The phone does take color-appropriate photos at low light, which is odd to point out – but compared to images taken by the iPhone 11 Pro Max, for instance, that add a yellow tint, the Pixel 5 captures the correct hues. Its ultra-wide lens also adds a lot less distortion at the edges than images captured by similar lenses on other phones.
The Pixel 5 really shows off in its editing software: pop open an image and click on the three 'levels' button and you'll find a plethora of editing toggles, which have been rearranged into a more user-friendly interface than in the Pixel 4. There are even new software tricks, like Portrait Light, which simulates a fill light to brighten faces and subjects at particular angles – useful if you want to add dramatic lighting or highlight parts after taking a shot.
As is typical for the Pixel line of phones, the Pixel 5 has leaned on its software to produce dynamic shots with great color, and even introduces interesting new ways to treat photos after taking them, but it doesn't elevate middling low-light shots.
The Pixel 5’s specs are one of several areas where Google has compromised, likely to save on cost. The Snapdragon 765G chipset is not as top-tier as the Snapdragon 865 powering 2020’s leading Android phones, like the Samsung Galaxy S20 line or Snapdragon 865 Plus in the new OnePlus 8T, for instance, but it serves well enough.
The processor is paired with 8GB of RAM, and the Pixel 5 breezes through tasks from browsing the web to gaming and playing media.
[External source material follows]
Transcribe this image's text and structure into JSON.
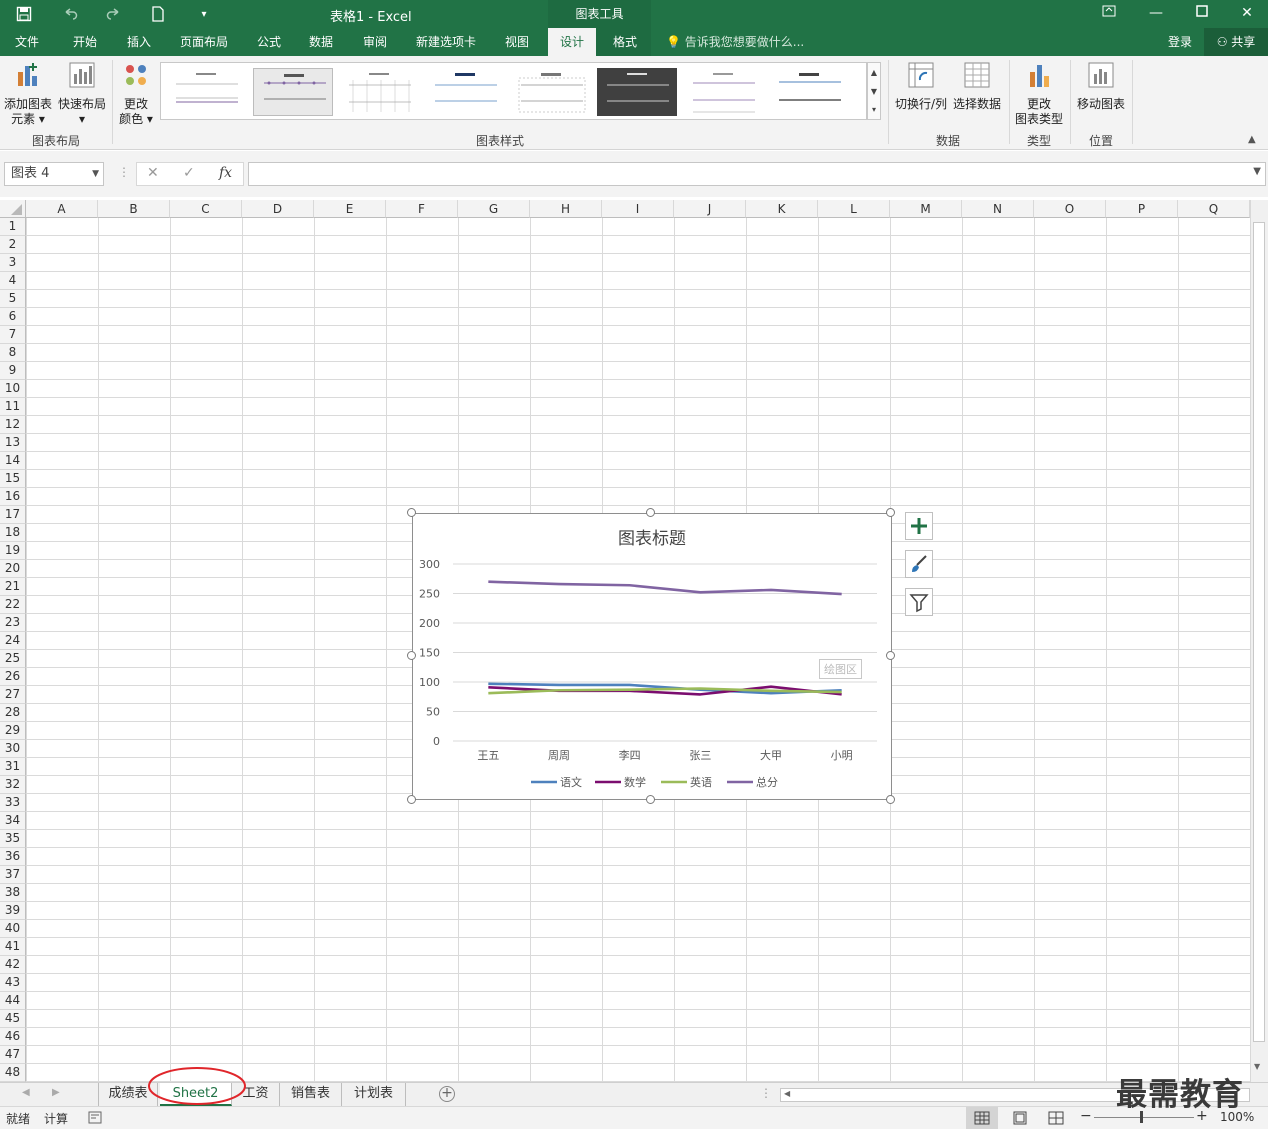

We didn’t experience any egregious slowdown, although after playing a few rounds of Call of Duty: Mobile, we did see some animations hitch (not mid-game, thankfully).
The benchmarks are another story: with a Geekbench 5 score of 1617, the Pixel 5's specs perform worse than the comparably-priced Samsung Galaxy S20 Fan Edition (2928), which is powered by a Snapdragon 865 chipset. This isn't exactly surprising, but it does indicate speed – and given the Google Pixel 4a 5G scored a roughly similar 1614, we have further support that the Google Pixel 5 doesn't perform much better than its cheaper counterpart.
The Pixel 5 packs 128GB of storage in its only configuration, and as with its predecessor you can’t expand this via micro SD. It’s frustrating, and it means that if you want more storage you’ll have to opt for a cloud solution.
The Pixel 5 runs Android 11 out of the box, benefiting from new features including built-in screen recording, a Conversations feature that collects all your messages from various apps in one place, and improved smart home controls.
One of the Pixel 5’s biggest improvements over its predecessor is its 4,000mAh battery – in our casual testing it comfortably lasted into a second day, while we found the Pixel 4, with its 2,800mAh battery, hit single digits in the early evening.
Battery life was a major complaint with the Pixel 4, and Google seems to have gotten the message. In addition to the expanded capacity, the Pixel 5 also has a new software feature: Extreme Battery Saver. As you might guess, this is an enhanced version of the standard Battery Saver, which goes beyond turning on Dark Mode and pausing background activity to turn off Wi-Fi hot-spotting and other battery-draining activity – although crucially, you can whitelist apps to keep them operating normally.
The Pixel 5 comes with an 18W fast charger in the box, and supports Qi wireless charging. You can also use the phone to wirelessly reverse-charge other devices, and although we found it a little difficult to charge smaller devices consistently (like wireless headphone cases), it’s easy enough to charge another phone.